Published: March 12, 2020
Last Updated: April 16, 2020
Generally, Canadian tax residents pay tax on worldwide sources of income. By contrast, non-residents of Canada are only liable to pay tax on income or gains from Canadian sources. For example, non-residents pay taxes on Canadian employment income and income from businesses operating in Canada. In addition, a non-resident’s income from property such as dividends from securities, interest income, rental property income, and proceeds from a disposition of property in Canada is subject to withholding tax under Part XIII of the Income Tax Act (the “Canadian Tax Act”).
The withholding tax under Part XIII of the Act is set at flat rate of 25% of the payment made to a non-resident unless the payment is eligible for a reduced withholding rate pursuant to a tax treaty. If all of the income for a non-resident from Canadian sources is subject to withholding tax, the non-resident is not required to file a tax return.
This article will provide discuss the situations where a non-resident is required to file Non-Resident Canadian Tax Return. In addition, this article will also briefly discuss the situations in which a resident may elect to file a tax return.
When do I have to file a Non-Resident Tax Return?

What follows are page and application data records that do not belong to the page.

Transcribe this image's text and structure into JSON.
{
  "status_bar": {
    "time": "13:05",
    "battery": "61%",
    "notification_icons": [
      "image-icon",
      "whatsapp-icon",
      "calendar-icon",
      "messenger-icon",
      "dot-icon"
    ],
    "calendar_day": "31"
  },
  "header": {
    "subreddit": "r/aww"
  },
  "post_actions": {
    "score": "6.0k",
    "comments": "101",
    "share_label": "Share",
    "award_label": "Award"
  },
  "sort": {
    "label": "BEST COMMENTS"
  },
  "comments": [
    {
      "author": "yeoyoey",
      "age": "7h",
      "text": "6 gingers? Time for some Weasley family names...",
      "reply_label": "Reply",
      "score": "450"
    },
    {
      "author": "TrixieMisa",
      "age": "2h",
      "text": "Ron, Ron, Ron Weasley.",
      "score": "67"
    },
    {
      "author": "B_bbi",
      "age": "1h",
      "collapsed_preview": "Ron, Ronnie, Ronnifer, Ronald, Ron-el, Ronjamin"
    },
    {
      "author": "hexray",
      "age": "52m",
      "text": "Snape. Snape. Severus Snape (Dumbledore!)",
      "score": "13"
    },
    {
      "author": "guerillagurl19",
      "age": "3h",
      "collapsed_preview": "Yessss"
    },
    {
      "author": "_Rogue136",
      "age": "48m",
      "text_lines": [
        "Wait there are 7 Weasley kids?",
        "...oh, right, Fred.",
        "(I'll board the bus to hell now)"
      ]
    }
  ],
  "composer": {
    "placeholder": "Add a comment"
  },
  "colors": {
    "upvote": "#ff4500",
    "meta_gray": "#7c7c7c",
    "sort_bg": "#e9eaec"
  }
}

The general income tax filing rule for taxpayers is found in section 150 of the Act; however, there are exceptions to this general rule under subsection 150(1.1). For example, individuals do not have to file a Canadian tax return unless tax is payable under Part I of the Act for the year or the individual is non-resident throughout the year and the individual has a taxable capital gain or disposes of a taxable Canadian property.
For reference Part I tax includes:
- income from employment in Canada or from a business carried on in Canada;
- employment income from a Canadian resident for employment in another country, if the terms of a tax treaty between Canada and the country of residence make the income exempt from tax in the country of residence;
- certain income from employment outside Canada earned by a resident of Canada when the duties were performed;
- the taxable part of Canadian scholarships, fellowships, bursaries, and research grants;
- taxable capital gains from selling or disposing of taxable Canadian property; and
- income from providing services in Canada other than in the course of regular and continuous employment.
When can I elect to file a Non-Resident Tax Return?
In addition to the scenarios when you are required to file a non-resident tax return, there are also situations in which you can elect to file a T1-NR tax return. Elective returns can be filed under sections 216, 216.1, 217, and 218.3 of the Act. Brief descriptions of the various elections available are included below:
- Section 216: with respect to rental income from real or immovable property or timber royalties on a timber resource property or timber limit in Canada. A section 216 return allows a non-resident to pay tax on net Canadian rental/timber royalty income. Note that “timber resource property” is a technical term defined by the Canadian Income Tax Act. A right to cut and remove timber from a property that does not meet the requirements of a timber resource property is typically a timber limit for the purposes of Canadian Income Tax Law;
- Section 216.1: with respect to non-resident actors (film and video acting services rendered in Canada). Please notes that this election does not apply to persons employed in the entertainment industry;
- Section 217: with respect to various types of Canadian sourced property income; and
- Section 218.3: with respect to losses on your disposition of Canadian mutual fund investments.
What is Taxable Canadian Property?
While a non-resident taxpayer can elect to file tax return under the various elections listed above, a return must be filed if a non-resident disposes of taxable Canadian property. Taxable Canadian property is defined in subsection 248(1) of the Act and the most common example of “Taxable Canadian Property” for non-residents is real or immovable property.
As a result, a non-resident tax return needs to be filed whenever a non-resident disposes of a Canadian real property.
Tax Tips – Non-Resident Tax Returns
Whether or not to file a non-resident tax return can be a complicated determination. There are situations in which a non-resident must file a tax return and there are situations when a non-resident can elect to file a tax return. If you need advice as to whether filing a Canadian tax return may be beneficial to you as a non-resident, contact our top Toronto Tax Lawyers today.
"This article provides information of a general nature only. It is only current at the posting date. It is not updated and it may no longer be current. It does not provide legal advice nor can it or should it be relied upon. All tax situations are specific to their facts and will differ from the situations in the articles. If you have specific legal questions you should consult a lawyer."